)
Advertisement
  1. Opinion

Editorial: Florida needs action on climate change

Certain neighborhoods like this one in Miami regularly experience flooding during heavy rains and extreme high tides.  National and regional climate change risk assessments have used the flooding to illustrate the Miami area’s vulnerability to rising sea levels.
Certain neighborhoods like this one in Miami regularly experience flooding during heavy rains and extreme high tides. National and regional climate change risk assessments have used the flooding to illustrate the Miami area’s vulnerability to rising sea levels.
Published May 25, 2015

For a state surrounded by water, Florida should be leading the nation in preparing to adapt to climate change. Yet with Gov. Rick Scott a self-proclaimed skeptic of man-made warming, the state is offering virtually no direction to local communities despite the impact already being felt from Miami to St. Augustine. State and local governments should increase their efforts before rising sea levels pose even greater dangers to public safety, property and the drinking water supply.

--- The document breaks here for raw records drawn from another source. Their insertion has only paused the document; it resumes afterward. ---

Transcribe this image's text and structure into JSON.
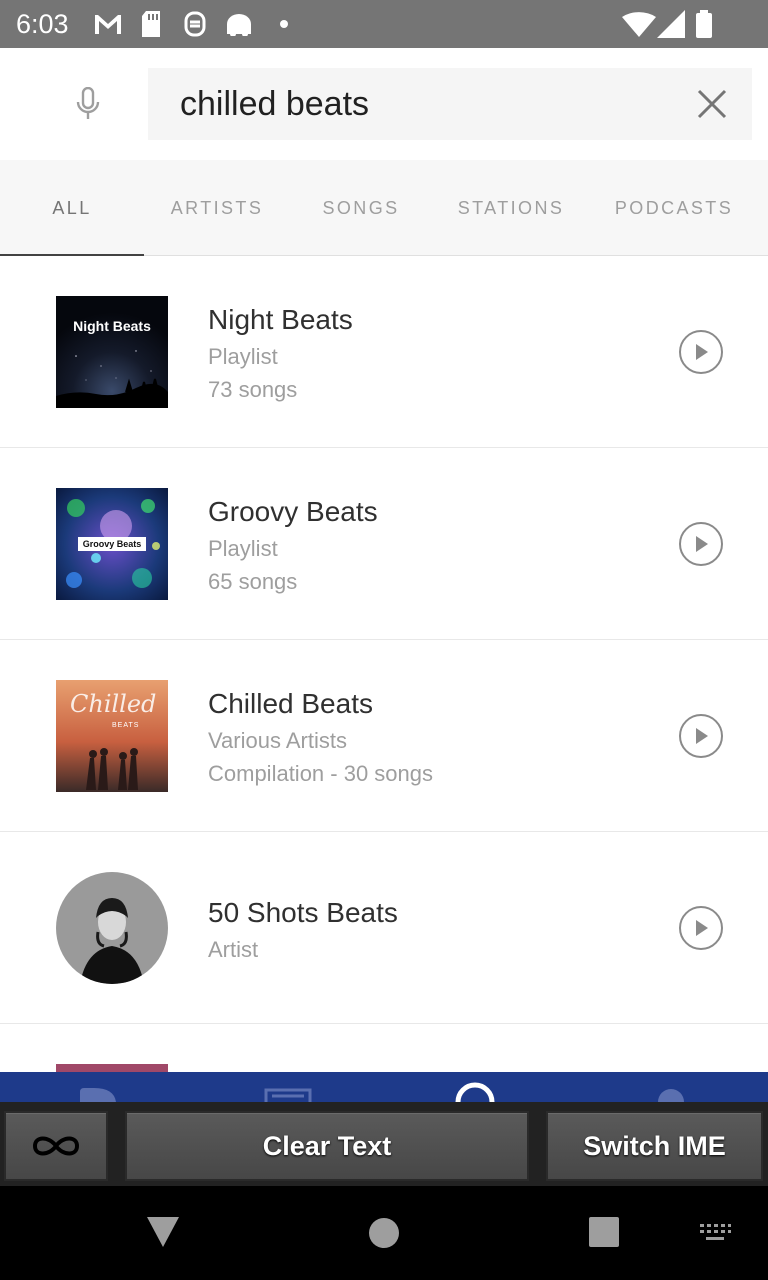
{
  "status_bar": {
    "time": "6:03",
    "notification_icons": [
      "gmail-icon",
      "sd-card-icon",
      "app-icon",
      "android-icon",
      "dot-icon"
    ],
    "system_icons": [
      "wifi-icon",
      "cell-signal-icon",
      "battery-icon"
    ]
  },
  "search": {
    "query": "chilled beats",
    "mic_icon": "microphone-icon",
    "clear_icon": "close-icon"
  },
  "tabs": [
    {
      "label": "ALL",
      "active": true
    },
    {
      "label": "ARTISTS",
      "active": false
    },
    {
      "label": "SONGS",
      "active": false
    },
    {
      "label": "STATIONS",
      "active": false
    },
    {
      "label": "PODCASTS",
      "active": false
    }
  ],
  "results": [
    {
      "title": "Night Beats",
      "line1": "Playlist",
      "line2": "73 songs",
      "art_text": "Night Beats"
    },
    {
      "title": "Groovy Beats",
      "line1": "Playlist",
      "line2": "65 songs",
      "art_text": "Groovy Beats"
    },
    {
      "title": "Chilled Beats",
      "line1": "Various Artists",
      "line2": "Compilation - 30 songs",
      "art_text": "Chilled",
      "art_subtext": "BEATS"
    },
    {
      "title": "50 Shots Beats",
      "line1": "Artist"
    }
  ],
  "ime_toolbar": {
    "clear_label": "Clear Text",
    "switch_label": "Switch IME",
    "loop_icon": "infinity-icon"
  },
  "nav_bar": {
    "icons": [
      "back-icon",
      "home-icon",
      "recents-icon",
      "keyboard-icon"
    ]
  },
  "colors": {
    "status_bar": "#757575",
    "bottom_nav": "#1e3a8a",
    "tab_active": "#757575",
    "tab_inactive": "#9e9e9e"
  }
}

An Associated Press review of thousands of documents and emails shows the state has yet to offer a clear plan or coordination on addressing rising sea levels, despite chronic flooding along Florida's coastline from storm surges and higher tides. It has yet to address the increasing problem of saltwater intrusion into drinking water wells, which has cities and counties scrambling to find new sources of fresh drinking water. And the AP review blamed this not merely on indifference but on the mindset and culture change that took root after Scott took office. The governor downsized and cut the budgets of the regional water management agencies, and he put sea level rise and planning on the back burner.

This is in keeping with a governor who has shown no appreciation for Florida's fragile ecosystem. It comes years after a state inter-agency report found that sea levels are rising and "likely to rise faster as each decade passes," requiring much of the infrastructure of coastal Florida to be replaced. In Miami, high tides push floodwaters onto Biscayne Boulevard and Ocean Drive. In St. Augustine, as the AP reports, the city's old town floods nearly once a month on average, putting historic landmarks and the tourism industry at risk.

"If I were governor, I'd be out there talking about it (sea rise) every day," Eric Buermann, a former general counsel to the state Republican Party who also chaired the South Florida Water Management District, told the AP. "He's really got to grab a hold of this, set a vision (and) rally the people behind it."

Miami and other communities are doing what they can. For the first time, Hillsborough County's planning commission is looking to consider climate change in its review of long-term growth. In a nod to the politically charged dispute over climate change, the commission is referring instead to "climate adaptation." This is a silly word game; rather than indulge climate-skeptics, commissioners should start thinking seriously about how to better protect a county where 40,000 properties already are covered by flood insurance.

Local governments have a role. But they should not be forced to act in a vacuum. These efforts need to be coordinated through a statewide strategy. That's why it's imperative that the governor quit denying reality and widely accepted science. He needs to give the state effort greater urgency. Local communities cannot afford to storm-proof many of these major public works projects by themselves, and the state and local governments need a cost-sharing plan. They also need to agree on a more responsible and unified approach for managing growth. As most Floridians live within 60 miles of the Atlantic Ocean or the Gulf of Mexico, sea level rise is hardly a hypothetical problem, and not one this governor should slough off to his successor.

Advertisement

This site no longer supports your current browser. Please use a modern and up-to-date browser version for the best experience.

Chrome Firefox Safari Edge